I fully concede that the optics are bad here. DelPo’s call for the trainer at 4*-5 in the TB was ill-timed. The suddenness with which he walked to his chair and sat down in the middle of a deciding TB was a jarring sight. The question of whether or not this incident was intentional (aka an attempt to break Nieminen’s rhythm) will henceforth be subject to endless debate. There’s no definitive answer that would satisfy all sides, short of DelPo flat-out saying that he’d called for an MTO to mess with Nieminen. Let’s be real, it’ll be a cold day in hell before that happens.
I am as critical as the next person when it comes to ill-timed MTOs and unexpected twists in a closely fought match. For the record, I’ve criticized Rafa’s ill-timed bathroom break during his ’12 IW SF, right before Fed served for the match. I was not a fan of the 10-minute long MTO Vika took during an important juncture in her match against Sloane Stephens at the AO this year. In that vein, I know DelPo’s call for a trainer during a 3rd set TB should be subject to questioning. It’s only fair.
That said, I hope those who do pass judgement on this incident take care not to get too swept up by the misconceptions that arose ( #1 DelPo was never scolded by anyone to continue playing and #2 He called for the trainer because of a quadriceps injury, not because of cramps).

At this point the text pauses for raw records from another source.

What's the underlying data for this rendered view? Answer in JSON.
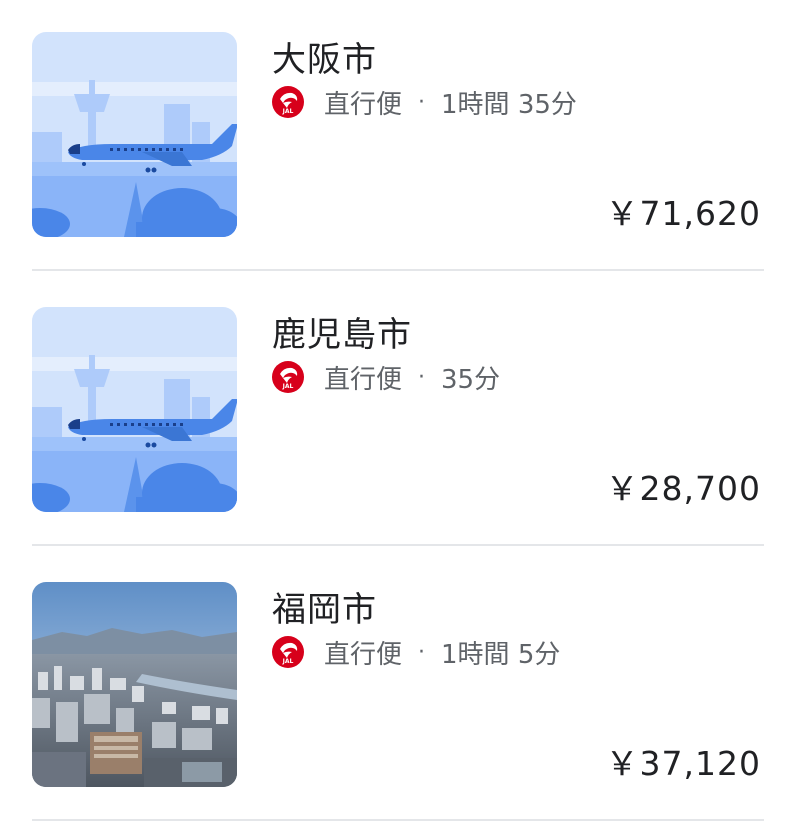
{
  "results": [
    {
      "city": "大阪市",
      "airline_icon": "jal-crane-logo",
      "flight_type": "直行便",
      "separator": "·",
      "duration": "1時間 35分",
      "price": "￥71,620",
      "image": "airport-illustration"
    },
    {
      "city": "鹿児島市",
      "airline_icon": "jal-crane-logo",
      "flight_type": "直行便",
      "separator": "·",
      "duration": "35分",
      "price": "￥28,700",
      "image": "airport-illustration"
    },
    {
      "city": "福岡市",
      "airline_icon": "jal-crane-logo",
      "flight_type": "直行便",
      "separator": "·",
      "duration": "1時間 5分",
      "price": "￥37,120",
      "image": "city-photo"
    }
  ],
  "colors": {
    "jal_red": "#d7001b",
    "text_primary": "#202124",
    "text_secondary": "#5f6368",
    "divider": "#e4e6e9"
  }
}
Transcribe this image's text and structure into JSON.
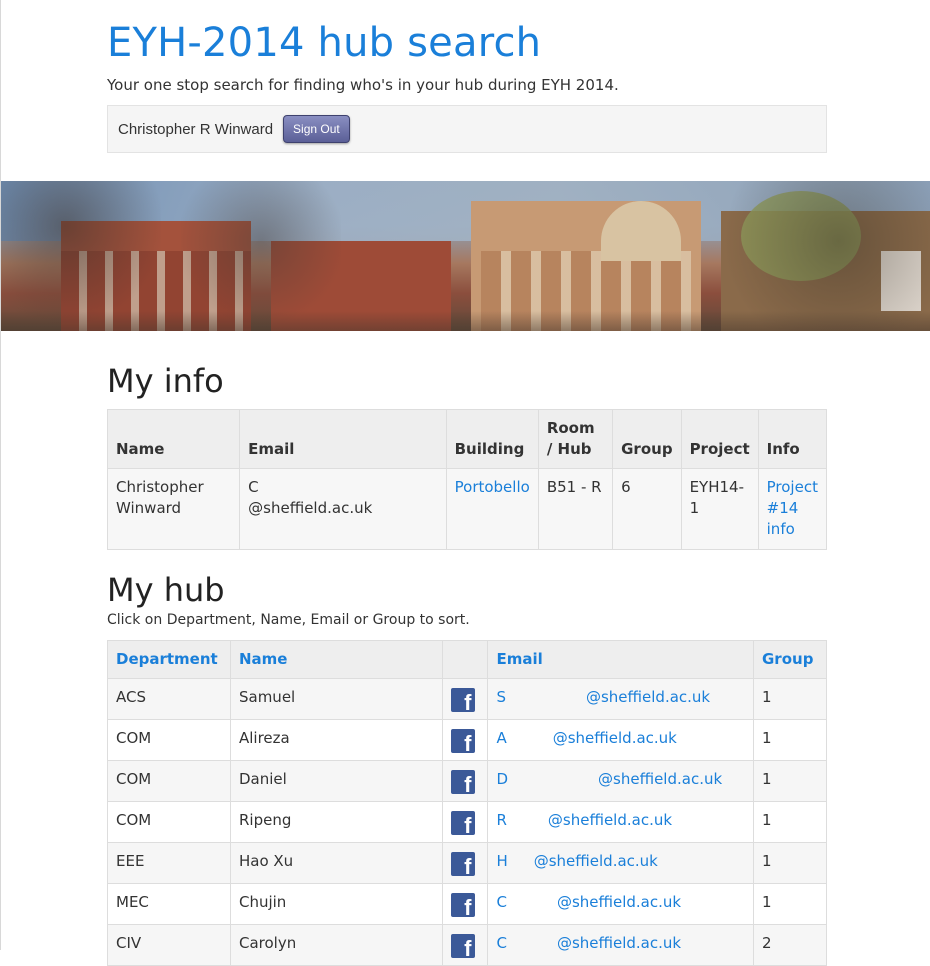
{
  "header": {
    "title": "EYH-2014 hub search",
    "subtitle": "Your one stop search for finding who's in your hub during EYH 2014.",
    "user_name": "Christopher R Winward",
    "sign_out_label": "Sign Out"
  },
  "my_info": {
    "heading": "My info",
    "columns": [
      "Name",
      "Email",
      "Building",
      "Room / Hub",
      "Group",
      "Project",
      "Info"
    ],
    "row": {
      "name": "Christopher Winward",
      "email_prefix": "C",
      "email_domain": "@sheffield.ac.uk",
      "building": "Portobello",
      "room_hub": "B51 - R",
      "group": "6",
      "project": "EYH14-1",
      "info_link": "Project #14 info"
    }
  },
  "my_hub": {
    "heading": "My hub",
    "hint": "Click on Department, Name, Email or Group to sort.",
    "columns": [
      "Department",
      "Name",
      "",
      "Email",
      "Group"
    ],
    "rows": [
      {
        "department": "ACS",
        "name": "Samuel",
        "email_prefix": "S",
        "email_domain": "@sheffield.ac.uk",
        "group": "1",
        "gap": 80
      },
      {
        "department": "COM",
        "name": "Alireza",
        "email_prefix": "A",
        "email_domain": "@sheffield.ac.uk",
        "group": "1",
        "gap": 46
      },
      {
        "department": "COM",
        "name": "Daniel",
        "email_prefix": "D",
        "email_domain": "@sheffield.ac.uk",
        "group": "1",
        "gap": 90
      },
      {
        "department": "COM",
        "name": "Ripeng",
        "email_prefix": "R",
        "email_domain": "@sheffield.ac.uk",
        "group": "1",
        "gap": 41
      },
      {
        "department": "EEE",
        "name": "Hao Xu",
        "email_prefix": "H",
        "email_domain": "@sheffield.ac.uk",
        "group": "1",
        "gap": 26
      },
      {
        "department": "MEC",
        "name": "Chujin",
        "email_prefix": "C",
        "email_domain": "@sheffield.ac.uk",
        "group": "1",
        "gap": 50
      },
      {
        "department": "CIV",
        "name": "Carolyn",
        "email_prefix": "C",
        "email_domain": "@sheffield.ac.uk",
        "group": "2",
        "gap": 50
      }
    ]
  },
  "icons": {
    "facebook": "facebook-icon"
  },
  "colors": {
    "link": "#1a7fd9",
    "button": "#5b5f97",
    "facebook": "#3b5998"
  }
}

Also important is the fact that DelPo does not have a history of this type of behavior. In accounting terms, DelPo has built up a fair amount of “accrued goodwill” over the years. While the incident at MC means his goodwill will take a minor hit on the Q2 2013 balance sheet, it’s still a minor aberration. After all, Nieminen won the match. DelPo would rightfully have been subject to more questioning had he taken the MTO and pulled through to win the match, but he lost the match. It’s the same reason why Rafa wasn’t subject to more questioning when he rushed off to the bathroom right before Fed served for the match at IW last year.
As for DelPo, he’ll have 10 days to rest the trouble to his right quadriceps before he begins his title defense at the Portugal Open. This past week, I’ve been bombarded with my fair share of images of yachts sailing in the Monte Carlo seas, but I will forever insist that there’s nothing that quite resembles the Estoril sealine!
While DelPo definitely needs to work on his serves on clay, one of the few positive signs from his showing at MC was his comfort in hitting his normal BH. While DelPo engaged in his fair share of BH slice battles against Nieminen, they didn’t look like the last-gasp efforts of a player suffering from wrist pain. This is a positive sign.
Other Monte Carlo News:
- On this day, DelPo, Muzz and Berdy all lost to lower seeds. Judging by the number of Rafa fans who suddenly came out in droves on Twitter to congratulate Nieminen after he won, you can be sure they’re fancying Rafa’s chances of winning yet another title at Monte Carlo. Nieminen should be glad to know he has the support of the Rafandom on his side when he plays Djokovic in the QF, though he should also be wary too, as a failure to put in a tough appearance in front of Djokovic could just as quickly earn him the scorn of the Rafandom. At this current time, Rafans are hanging on to their hopes of a Rafa-Jarkko final. It’ll be interesting to see how this one plays out.
- Rankings update: After MC, DelPo is now a mere 10 points behind Berdy in the rankings. Berdy has 600 points to defend at Madrid, while DelPo has 360 SF points. DelPo’s points at the Portugal Open will have no bearing on his ranking. However, no. 8-ranked Tsonga is starting to close in on the gap between him and DelPo. Tsonga faces Rafa in the MC SF. If Tsonga were to win MC, the gap between him and DelPo would be reduced to 235 points (from a >1,000 differential two weeks ago).